▶ Exercise directions: Keep every word of the listing and reproduce it exactly, but set aside any image found there.

*** Opening of Data ***

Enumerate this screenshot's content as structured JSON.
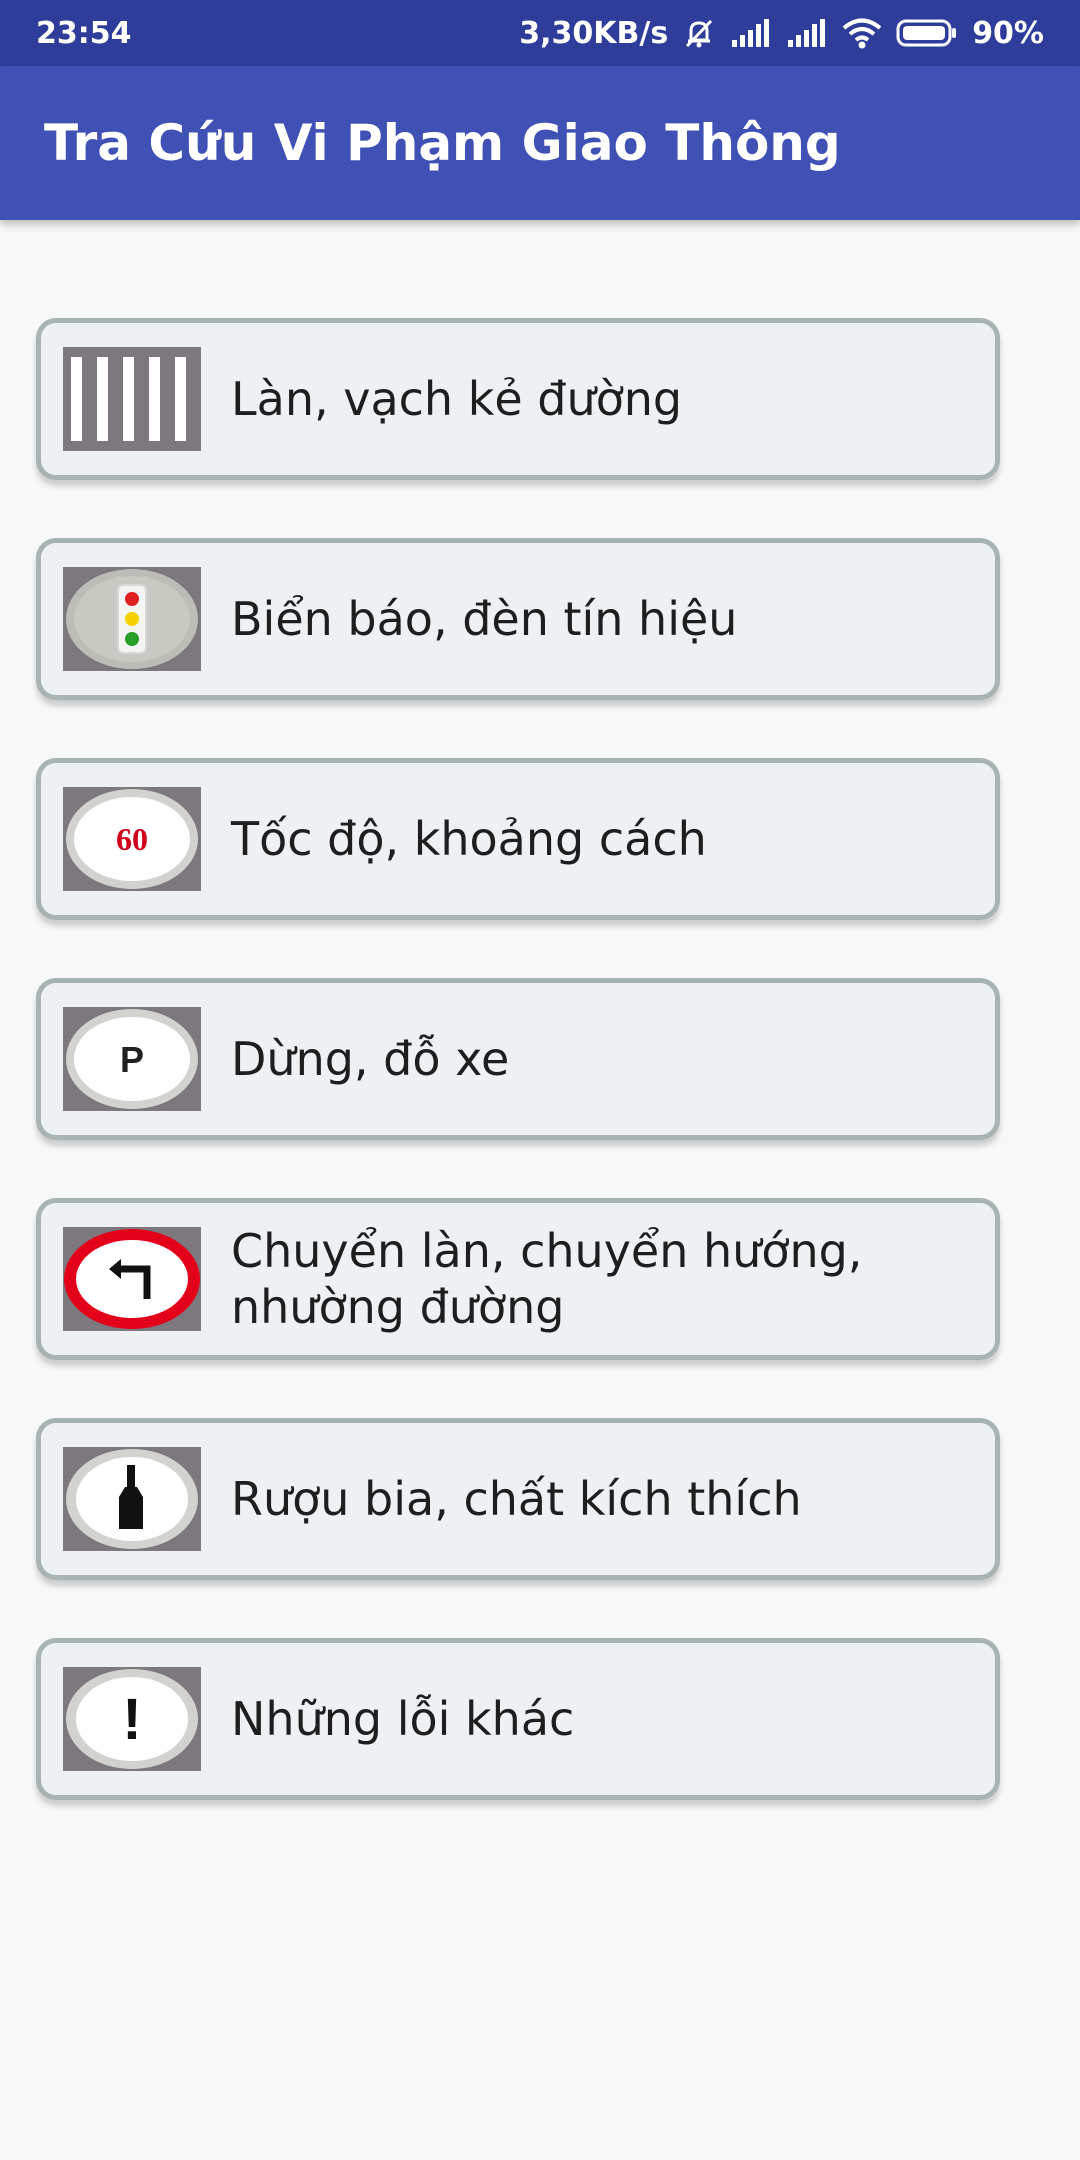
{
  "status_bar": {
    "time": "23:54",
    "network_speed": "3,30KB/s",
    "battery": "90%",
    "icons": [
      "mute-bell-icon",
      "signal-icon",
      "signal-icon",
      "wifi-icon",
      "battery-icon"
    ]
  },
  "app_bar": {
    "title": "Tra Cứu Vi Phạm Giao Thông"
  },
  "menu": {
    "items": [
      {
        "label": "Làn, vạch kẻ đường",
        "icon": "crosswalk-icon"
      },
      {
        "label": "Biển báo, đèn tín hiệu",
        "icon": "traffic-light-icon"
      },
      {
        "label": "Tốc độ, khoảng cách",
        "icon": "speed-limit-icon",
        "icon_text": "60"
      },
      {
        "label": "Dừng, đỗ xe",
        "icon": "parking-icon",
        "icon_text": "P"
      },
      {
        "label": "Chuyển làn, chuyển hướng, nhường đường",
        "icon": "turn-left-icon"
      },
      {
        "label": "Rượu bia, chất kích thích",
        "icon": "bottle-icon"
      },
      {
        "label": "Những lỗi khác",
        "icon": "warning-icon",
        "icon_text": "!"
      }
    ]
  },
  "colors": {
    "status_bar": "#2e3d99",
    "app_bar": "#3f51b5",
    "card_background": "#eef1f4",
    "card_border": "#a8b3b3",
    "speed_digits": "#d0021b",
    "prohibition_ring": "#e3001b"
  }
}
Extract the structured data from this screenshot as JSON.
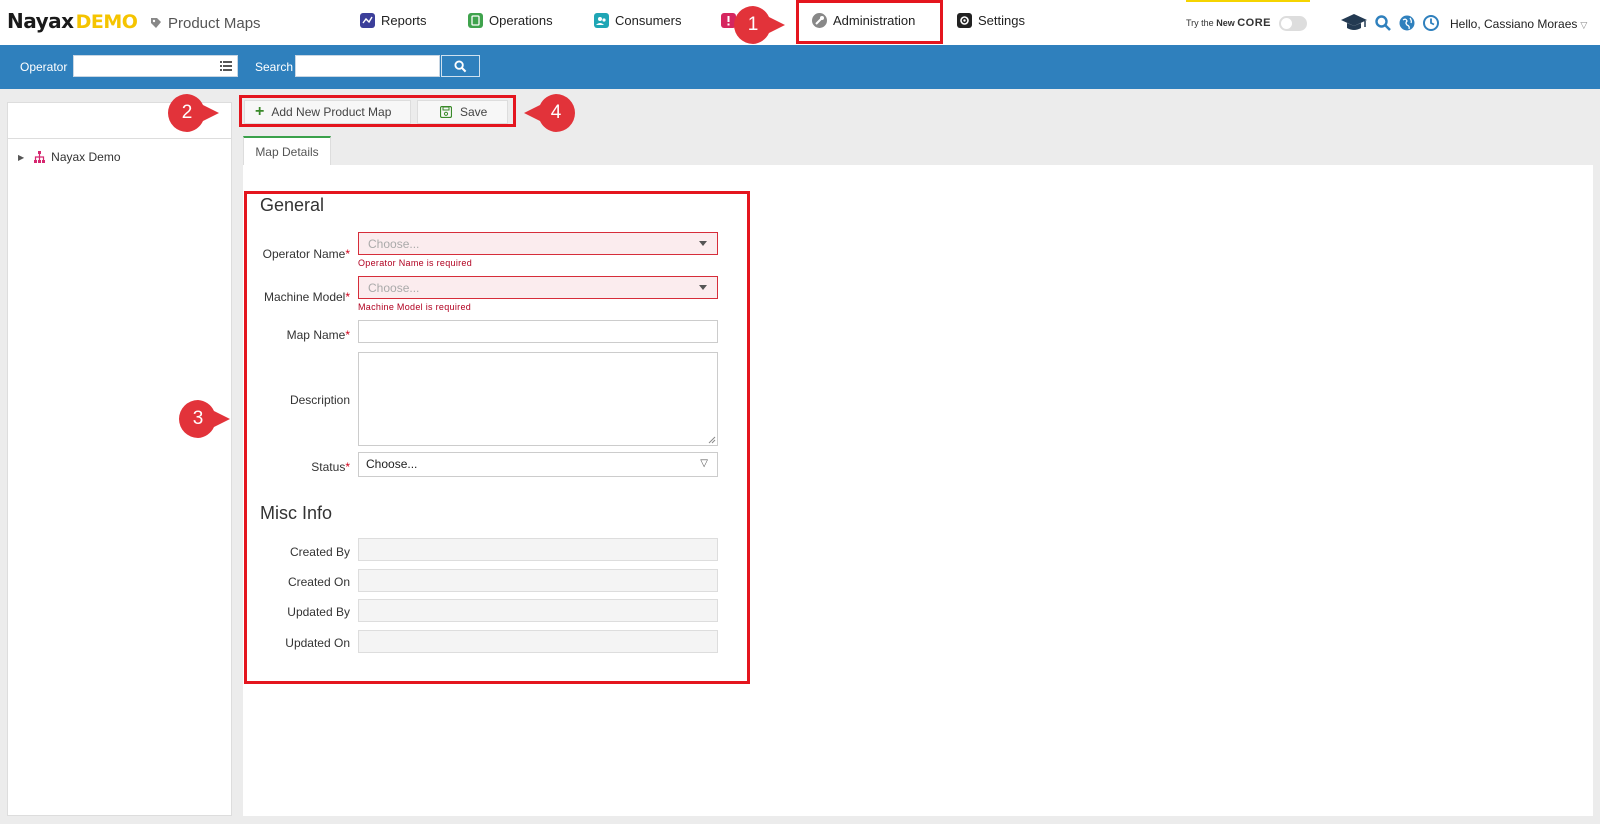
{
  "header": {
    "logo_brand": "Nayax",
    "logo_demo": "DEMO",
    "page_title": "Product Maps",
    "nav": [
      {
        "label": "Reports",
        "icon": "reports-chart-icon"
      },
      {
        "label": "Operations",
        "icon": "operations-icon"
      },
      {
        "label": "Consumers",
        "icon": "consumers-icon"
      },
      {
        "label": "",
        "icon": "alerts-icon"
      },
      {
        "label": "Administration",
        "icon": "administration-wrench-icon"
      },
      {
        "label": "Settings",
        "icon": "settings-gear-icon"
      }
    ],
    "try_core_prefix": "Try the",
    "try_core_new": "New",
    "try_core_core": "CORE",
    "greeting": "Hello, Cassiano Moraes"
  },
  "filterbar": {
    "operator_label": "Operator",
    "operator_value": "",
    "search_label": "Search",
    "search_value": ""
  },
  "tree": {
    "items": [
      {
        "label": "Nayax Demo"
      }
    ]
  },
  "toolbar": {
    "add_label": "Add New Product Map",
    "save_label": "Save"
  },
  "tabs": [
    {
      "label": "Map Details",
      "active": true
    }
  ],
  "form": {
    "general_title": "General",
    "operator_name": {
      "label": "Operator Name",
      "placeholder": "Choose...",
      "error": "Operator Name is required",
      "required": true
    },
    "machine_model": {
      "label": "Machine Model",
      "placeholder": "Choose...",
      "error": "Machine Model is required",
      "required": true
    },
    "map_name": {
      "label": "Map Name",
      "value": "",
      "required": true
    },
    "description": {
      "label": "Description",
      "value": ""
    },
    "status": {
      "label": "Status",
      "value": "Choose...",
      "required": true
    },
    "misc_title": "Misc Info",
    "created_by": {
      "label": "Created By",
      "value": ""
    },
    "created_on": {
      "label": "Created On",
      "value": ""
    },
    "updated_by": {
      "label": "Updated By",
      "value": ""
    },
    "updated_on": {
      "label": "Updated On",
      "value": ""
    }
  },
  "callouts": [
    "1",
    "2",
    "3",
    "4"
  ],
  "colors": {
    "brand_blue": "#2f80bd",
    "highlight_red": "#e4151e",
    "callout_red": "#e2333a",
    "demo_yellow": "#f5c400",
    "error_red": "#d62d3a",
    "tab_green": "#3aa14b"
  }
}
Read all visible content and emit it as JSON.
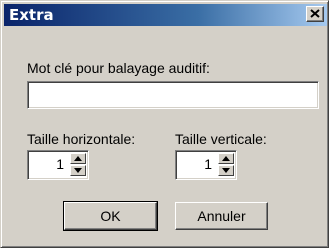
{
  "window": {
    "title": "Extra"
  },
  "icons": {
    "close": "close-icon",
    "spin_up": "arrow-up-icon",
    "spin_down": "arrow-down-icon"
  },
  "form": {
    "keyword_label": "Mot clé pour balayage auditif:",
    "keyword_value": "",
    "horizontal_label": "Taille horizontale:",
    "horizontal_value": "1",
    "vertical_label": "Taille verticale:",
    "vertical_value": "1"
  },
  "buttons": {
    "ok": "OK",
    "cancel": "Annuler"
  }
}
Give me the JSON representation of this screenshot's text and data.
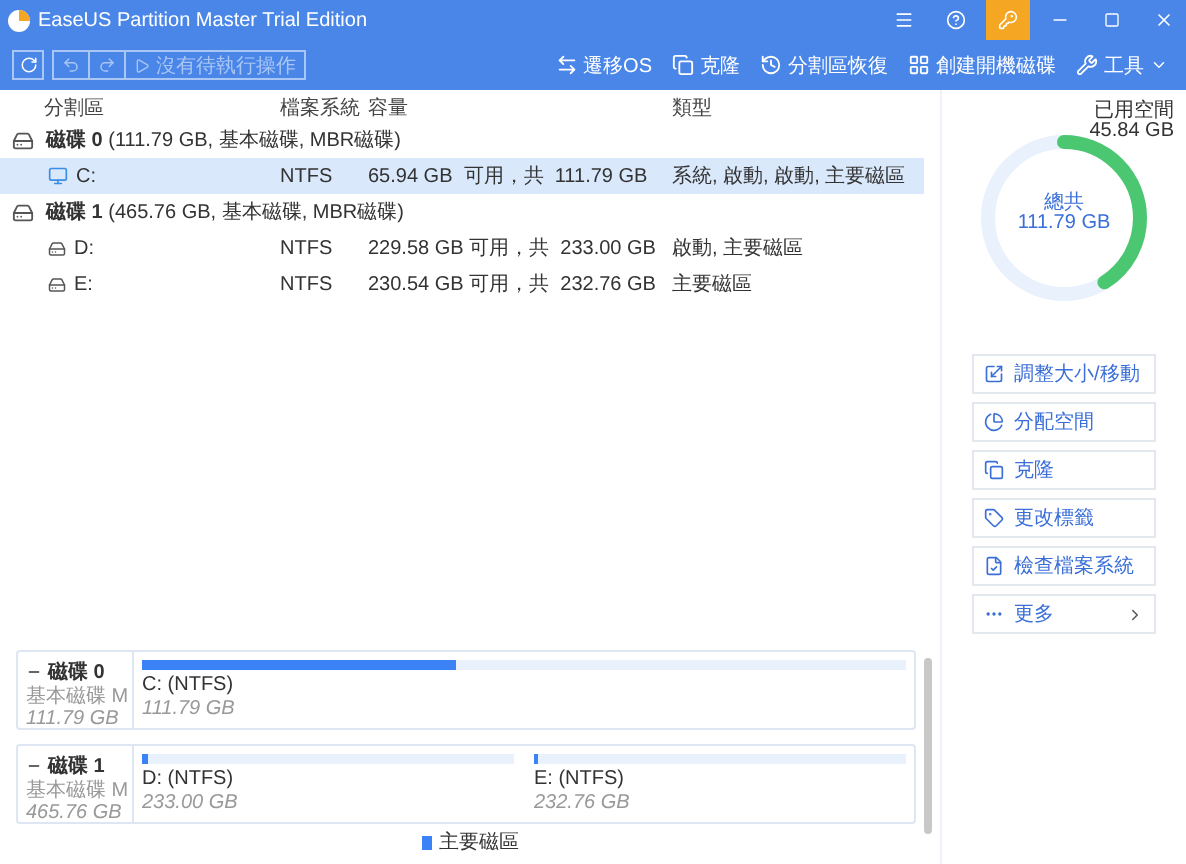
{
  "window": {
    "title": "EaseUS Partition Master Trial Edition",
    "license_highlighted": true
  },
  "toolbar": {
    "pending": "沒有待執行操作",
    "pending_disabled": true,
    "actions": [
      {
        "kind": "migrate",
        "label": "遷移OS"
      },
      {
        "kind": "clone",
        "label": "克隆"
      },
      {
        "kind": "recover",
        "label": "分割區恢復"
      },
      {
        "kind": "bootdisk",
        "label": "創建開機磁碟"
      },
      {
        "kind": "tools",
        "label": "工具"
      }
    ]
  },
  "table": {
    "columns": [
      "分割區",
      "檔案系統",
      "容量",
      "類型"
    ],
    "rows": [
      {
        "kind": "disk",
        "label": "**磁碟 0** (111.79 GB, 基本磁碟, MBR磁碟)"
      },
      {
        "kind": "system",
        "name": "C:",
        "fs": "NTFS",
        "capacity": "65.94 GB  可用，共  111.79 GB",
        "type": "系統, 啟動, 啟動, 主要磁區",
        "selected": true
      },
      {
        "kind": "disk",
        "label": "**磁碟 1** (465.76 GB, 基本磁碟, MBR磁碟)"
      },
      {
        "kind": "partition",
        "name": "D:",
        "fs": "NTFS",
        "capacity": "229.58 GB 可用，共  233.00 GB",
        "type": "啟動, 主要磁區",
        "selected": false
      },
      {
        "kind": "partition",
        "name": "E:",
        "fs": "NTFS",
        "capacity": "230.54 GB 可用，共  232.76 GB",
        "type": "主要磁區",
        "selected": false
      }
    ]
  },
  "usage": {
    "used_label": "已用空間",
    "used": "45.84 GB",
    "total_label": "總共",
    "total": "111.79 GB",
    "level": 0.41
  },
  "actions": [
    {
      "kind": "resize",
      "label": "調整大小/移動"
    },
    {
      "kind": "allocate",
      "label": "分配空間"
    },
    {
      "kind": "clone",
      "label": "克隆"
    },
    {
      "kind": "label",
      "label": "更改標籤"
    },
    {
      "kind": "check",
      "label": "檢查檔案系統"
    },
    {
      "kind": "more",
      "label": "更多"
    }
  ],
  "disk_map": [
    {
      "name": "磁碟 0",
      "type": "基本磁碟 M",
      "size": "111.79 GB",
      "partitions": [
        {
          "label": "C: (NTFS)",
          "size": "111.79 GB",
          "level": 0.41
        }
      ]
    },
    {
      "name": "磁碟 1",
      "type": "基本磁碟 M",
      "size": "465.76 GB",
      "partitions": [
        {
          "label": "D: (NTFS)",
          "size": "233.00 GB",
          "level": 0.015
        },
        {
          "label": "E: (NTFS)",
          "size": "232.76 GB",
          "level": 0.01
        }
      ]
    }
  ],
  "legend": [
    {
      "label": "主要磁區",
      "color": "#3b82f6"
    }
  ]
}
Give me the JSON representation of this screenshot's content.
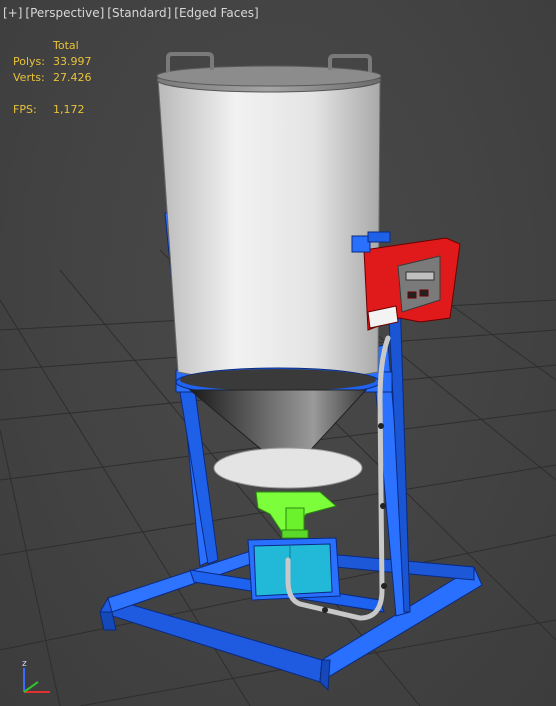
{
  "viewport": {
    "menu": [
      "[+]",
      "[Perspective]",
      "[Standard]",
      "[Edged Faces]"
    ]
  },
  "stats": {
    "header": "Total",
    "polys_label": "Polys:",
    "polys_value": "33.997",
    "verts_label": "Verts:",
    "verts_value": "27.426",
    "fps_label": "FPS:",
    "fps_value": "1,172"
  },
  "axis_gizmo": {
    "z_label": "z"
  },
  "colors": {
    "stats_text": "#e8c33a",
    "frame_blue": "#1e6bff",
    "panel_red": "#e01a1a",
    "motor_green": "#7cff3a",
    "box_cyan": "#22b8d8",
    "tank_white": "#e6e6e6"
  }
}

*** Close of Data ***

▶ Response for this exercise:
Enumerate this screenshot's content as structured JSON.
{
  "status_bar": {
    "time": "23:54",
    "network_speed": "3,30KB/s",
    "battery": "90%",
    "icons": [
      "mute-bell-icon",
      "signal-icon",
      "signal-icon",
      "wifi-icon",
      "battery-icon"
    ]
  },
  "app_bar": {
    "title": "Tra Cứu Vi Phạm Giao Thông"
  },
  "menu": {
    "items": [
      {
        "label": "Làn, vạch kẻ đường",
        "icon": "crosswalk-icon"
      },
      {
        "label": "Biển báo, đèn tín hiệu",
        "icon": "traffic-light-icon"
      },
      {
        "label": "Tốc độ, khoảng cách",
        "icon": "speed-limit-icon",
        "icon_text": "60"
      },
      {
        "label": "Dừng, đỗ xe",
        "icon": "parking-icon",
        "icon_text": "P"
      },
      {
        "label": "Chuyển làn, chuyển hướng, nhường đường",
        "icon": "turn-left-icon"
      },
      {
        "label": "Rượu bia, chất kích thích",
        "icon": "bottle-icon"
      },
      {
        "label": "Những lỗi khác",
        "icon": "warning-icon",
        "icon_text": "!"
      }
    ]
  },
  "colors": {
    "status_bar": "#2e3d99",
    "app_bar": "#3f51b5",
    "card_background": "#eef1f4",
    "card_border": "#a8b3b3",
    "speed_digits": "#d0021b",
    "prohibition_ring": "#e3001b"
  }
}
Extract the structured data from this screenshot as JSON.
{
  "header": {
    "logo_brand": "Nayax",
    "logo_demo": "DEMO",
    "page_title": "Product Maps",
    "nav": [
      {
        "label": "Reports",
        "icon": "reports-chart-icon"
      },
      {
        "label": "Operations",
        "icon": "operations-icon"
      },
      {
        "label": "Consumers",
        "icon": "consumers-icon"
      },
      {
        "label": "",
        "icon": "alerts-icon"
      },
      {
        "label": "Administration",
        "icon": "administration-wrench-icon"
      },
      {
        "label": "Settings",
        "icon": "settings-gear-icon"
      }
    ],
    "try_core_prefix": "Try the",
    "try_core_new": "New",
    "try_core_core": "CORE",
    "greeting": "Hello, Cassiano Moraes"
  },
  "filterbar": {
    "operator_label": "Operator",
    "operator_value": "",
    "search_label": "Search",
    "search_value": ""
  },
  "tree": {
    "items": [
      {
        "label": "Nayax Demo"
      }
    ]
  },
  "toolbar": {
    "add_label": "Add New Product Map",
    "save_label": "Save"
  },
  "tabs": [
    {
      "label": "Map Details",
      "active": true
    }
  ],
  "form": {
    "general_title": "General",
    "operator_name": {
      "label": "Operator Name",
      "placeholder": "Choose...",
      "error": "Operator Name is required",
      "required": true
    },
    "machine_model": {
      "label": "Machine Model",
      "placeholder": "Choose...",
      "error": "Machine Model is required",
      "required": true
    },
    "map_name": {
      "label": "Map Name",
      "value": "",
      "required": true
    },
    "description": {
      "label": "Description",
      "value": ""
    },
    "status": {
      "label": "Status",
      "value": "Choose...",
      "required": true
    },
    "misc_title": "Misc Info",
    "created_by": {
      "label": "Created By",
      "value": ""
    },
    "created_on": {
      "label": "Created On",
      "value": ""
    },
    "updated_by": {
      "label": "Updated By",
      "value": ""
    },
    "updated_on": {
      "label": "Updated On",
      "value": ""
    }
  },
  "callouts": [
    "1",
    "2",
    "3",
    "4"
  ],
  "colors": {
    "brand_blue": "#2f80bd",
    "highlight_red": "#e4151e",
    "callout_red": "#e2333a",
    "demo_yellow": "#f5c400",
    "error_red": "#d62d3a",
    "tab_green": "#3aa14b"
  }
}
Read all visible content and emit it as JSON.
{
  "window": {
    "title": "Extra"
  },
  "icons": {
    "close": "close-icon",
    "spin_up": "arrow-up-icon",
    "spin_down": "arrow-down-icon"
  },
  "form": {
    "keyword_label": "Mot clé pour balayage auditif:",
    "keyword_value": "",
    "horizontal_label": "Taille horizontale:",
    "horizontal_value": "1",
    "vertical_label": "Taille verticale:",
    "vertical_value": "1"
  },
  "buttons": {
    "ok": "OK",
    "cancel": "Annuler"
  }
}
Give me the JSON representation of this screenshot's text and data.
{
  "window": {
    "title": "EaseUS Partition Master Trial Edition",
    "license_highlighted": true
  },
  "toolbar": {
    "pending": "沒有待執行操作",
    "pending_disabled": true,
    "actions": [
      {
        "kind": "migrate",
        "label": "遷移OS"
      },
      {
        "kind": "clone",
        "label": "克隆"
      },
      {
        "kind": "recover",
        "label": "分割區恢復"
      },
      {
        "kind": "bootdisk",
        "label": "創建開機磁碟"
      },
      {
        "kind": "tools",
        "label": "工具"
      }
    ]
  },
  "table": {
    "columns": [
      "分割區",
      "檔案系統",
      "容量",
      "類型"
    ],
    "rows": [
      {
        "kind": "disk",
        "label": "**磁碟 0** (111.79 GB, 基本磁碟, MBR磁碟)"
      },
      {
        "kind": "system",
        "name": "C:",
        "fs": "NTFS",
        "capacity": "65.94 GB  可用，共  111.79 GB",
        "type": "系統, 啟動, 啟動, 主要磁區",
        "selected": true
      },
      {
        "kind": "disk",
        "label": "**磁碟 1** (465.76 GB, 基本磁碟, MBR磁碟)"
      },
      {
        "kind": "partition",
        "name": "D:",
        "fs": "NTFS",
        "capacity": "229.58 GB 可用，共  233.00 GB",
        "type": "啟動, 主要磁區",
        "selected": false
      },
      {
        "kind": "partition",
        "name": "E:",
        "fs": "NTFS",
        "capacity": "230.54 GB 可用，共  232.76 GB",
        "type": "主要磁區",
        "selected": false
      }
    ]
  },
  "usage": {
    "used_label": "已用空間",
    "used": "45.84 GB",
    "total_label": "總共",
    "total": "111.79 GB",
    "level": 0.41
  },
  "actions": [
    {
      "kind": "resize",
      "label": "調整大小/移動"
    },
    {
      "kind": "allocate",
      "label": "分配空間"
    },
    {
      "kind": "clone",
      "label": "克隆"
    },
    {
      "kind": "label",
      "label": "更改標籤"
    },
    {
      "kind": "check",
      "label": "檢查檔案系統"
    },
    {
      "kind": "more",
      "label": "更多"
    }
  ],
  "disk_map": [
    {
      "name": "磁碟 0",
      "type": "基本磁碟 M",
      "size": "111.79 GB",
      "partitions": [
        {
          "label": "C: (NTFS)",
          "size": "111.79 GB",
          "level": 0.41
        }
      ]
    },
    {
      "name": "磁碟 1",
      "type": "基本磁碟 M",
      "size": "465.76 GB",
      "partitions": [
        {
          "label": "D: (NTFS)",
          "size": "233.00 GB",
          "level": 0.015
        },
        {
          "label": "E: (NTFS)",
          "size": "232.76 GB",
          "level": 0.01
        }
      ]
    }
  ],
  "legend": [
    {
      "label": "主要磁區",
      "color": "#3b82f6"
    }
  ]
}
Give me the JSON representation of this screenshot's content.
{
  "viewport": {
    "menu": [
      "[+]",
      "[Perspective]",
      "[Standard]",
      "[Edged Faces]"
    ]
  },
  "stats": {
    "header": "Total",
    "polys_label": "Polys:",
    "polys_value": "33.997",
    "verts_label": "Verts:",
    "verts_value": "27.426",
    "fps_label": "FPS:",
    "fps_value": "1,172"
  },
  "axis_gizmo": {
    "z_label": "z"
  },
  "colors": {
    "stats_text": "#e8c33a",
    "frame_blue": "#1e6bff",
    "panel_red": "#e01a1a",
    "motor_green": "#7cff3a",
    "box_cyan": "#22b8d8",
    "tank_white": "#e6e6e6"
  }
}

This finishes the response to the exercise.